┏━━

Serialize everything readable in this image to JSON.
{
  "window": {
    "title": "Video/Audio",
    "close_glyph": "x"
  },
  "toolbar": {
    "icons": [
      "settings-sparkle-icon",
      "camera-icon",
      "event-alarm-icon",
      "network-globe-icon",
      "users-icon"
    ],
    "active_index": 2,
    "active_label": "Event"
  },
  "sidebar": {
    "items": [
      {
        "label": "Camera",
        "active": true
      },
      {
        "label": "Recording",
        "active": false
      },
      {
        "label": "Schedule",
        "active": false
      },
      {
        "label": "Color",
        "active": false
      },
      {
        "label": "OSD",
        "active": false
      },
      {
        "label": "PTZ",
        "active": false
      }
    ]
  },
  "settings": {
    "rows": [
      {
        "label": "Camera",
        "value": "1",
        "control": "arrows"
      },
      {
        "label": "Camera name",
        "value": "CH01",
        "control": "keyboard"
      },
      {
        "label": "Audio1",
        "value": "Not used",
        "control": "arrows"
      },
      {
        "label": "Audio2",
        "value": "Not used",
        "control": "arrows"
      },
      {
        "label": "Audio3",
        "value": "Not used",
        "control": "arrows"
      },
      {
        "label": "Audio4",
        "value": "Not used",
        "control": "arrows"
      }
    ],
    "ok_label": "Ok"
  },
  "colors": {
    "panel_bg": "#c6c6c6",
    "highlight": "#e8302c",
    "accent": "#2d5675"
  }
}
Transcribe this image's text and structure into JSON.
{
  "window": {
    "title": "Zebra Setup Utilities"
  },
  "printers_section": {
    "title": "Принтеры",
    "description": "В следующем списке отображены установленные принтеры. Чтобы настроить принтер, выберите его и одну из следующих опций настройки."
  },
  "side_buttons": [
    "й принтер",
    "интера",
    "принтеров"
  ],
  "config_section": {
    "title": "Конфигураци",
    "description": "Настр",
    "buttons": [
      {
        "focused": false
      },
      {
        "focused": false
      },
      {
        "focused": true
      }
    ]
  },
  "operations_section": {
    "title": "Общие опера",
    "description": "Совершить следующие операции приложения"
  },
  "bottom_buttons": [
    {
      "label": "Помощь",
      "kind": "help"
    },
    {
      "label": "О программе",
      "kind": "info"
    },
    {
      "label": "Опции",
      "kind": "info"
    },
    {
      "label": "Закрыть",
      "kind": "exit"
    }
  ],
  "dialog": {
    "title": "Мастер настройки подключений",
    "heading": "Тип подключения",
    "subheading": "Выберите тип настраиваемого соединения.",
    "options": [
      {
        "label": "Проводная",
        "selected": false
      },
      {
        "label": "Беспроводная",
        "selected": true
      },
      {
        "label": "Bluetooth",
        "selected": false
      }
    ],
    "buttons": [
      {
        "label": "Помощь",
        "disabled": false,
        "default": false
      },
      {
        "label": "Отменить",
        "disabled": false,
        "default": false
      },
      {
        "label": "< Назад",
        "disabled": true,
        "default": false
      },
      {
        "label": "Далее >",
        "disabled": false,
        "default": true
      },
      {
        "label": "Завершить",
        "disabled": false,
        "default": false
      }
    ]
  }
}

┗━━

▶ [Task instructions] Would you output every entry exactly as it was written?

▶ [Task response]
Serialize everything readable in this image to JSON.
{
  "window": {
    "title": "Video/Audio",
    "close_glyph": "x"
  },
  "toolbar": {
    "icons": [
      "settings-sparkle-icon",
      "camera-icon",
      "event-alarm-icon",
      "network-globe-icon",
      "users-icon"
    ],
    "active_index": 2,
    "active_label": "Event"
  },
  "sidebar": {
    "items": [
      {
        "label": "Camera",
        "active": true
      },
      {
        "label": "Recording",
        "active": false
      },
      {
        "label": "Schedule",
        "active": false
      },
      {
        "label": "Color",
        "active": false
      },
      {
        "label": "OSD",
        "active": false
      },
      {
        "label": "PTZ",
        "active": false
      }
    ]
  },
  "settings": {
    "rows": [
      {
        "label": "Camera",
        "value": "1",
        "control": "arrows"
      },
      {
        "label": "Camera name",
        "value": "CH01",
        "control": "keyboard"
      },
      {
        "label": "Audio1",
        "value": "Not used",
        "control": "arrows"
      },
      {
        "label": "Audio2",
        "value": "Not used",
        "control": "arrows"
      },
      {
        "label": "Audio3",
        "value": "Not used",
        "control": "arrows"
      },
      {
        "label": "Audio4",
        "value": "Not used",
        "control": "arrows"
      }
    ],
    "ok_label": "Ok"
  },
  "colors": {
    "panel_bg": "#c6c6c6",
    "highlight": "#e8302c",
    "accent": "#2d5675"
  }
}
Transcribe this image's text and structure into JSON.
{
  "window": {
    "title": "Zebra Setup Utilities"
  },
  "printers_section": {
    "title": "Принтеры",
    "description": "В следующем списке отображены установленные принтеры. Чтобы настроить принтер, выберите его и одну из следующих опций настройки."
  },
  "side_buttons": [
    "й принтер",
    "интера",
    "принтеров"
  ],
  "config_section": {
    "title": "Конфигураци",
    "description": "Настр",
    "buttons": [
      {
        "focused": false
      },
      {
        "focused": false
      },
      {
        "focused": true
      }
    ]
  },
  "operations_section": {
    "title": "Общие опера",
    "description": "Совершить следующие операции приложения"
  },
  "bottom_buttons": [
    {
      "label": "Помощь",
      "kind": "help"
    },
    {
      "label": "О программе",
      "kind": "info"
    },
    {
      "label": "Опции",
      "kind": "info"
    },
    {
      "label": "Закрыть",
      "kind": "exit"
    }
  ],
  "dialog": {
    "title": "Мастер настройки подключений",
    "heading": "Тип подключения",
    "subheading": "Выберите тип настраиваемого соединения.",
    "options": [
      {
        "label": "Проводная",
        "selected": false
      },
      {
        "label": "Беспроводная",
        "selected": true
      },
      {
        "label": "Bluetooth",
        "selected": false
      }
    ],
    "buttons": [
      {
        "label": "Помощь",
        "disabled": false,
        "default": false
      },
      {
        "label": "Отменить",
        "disabled": false,
        "default": false
      },
      {
        "label": "< Назад",
        "disabled": true,
        "default": false
      },
      {
        "label": "Далее >",
        "disabled": false,
        "default": true
      },
      {
        "label": "Завершить",
        "disabled": false,
        "default": false
      }
    ]
  }
}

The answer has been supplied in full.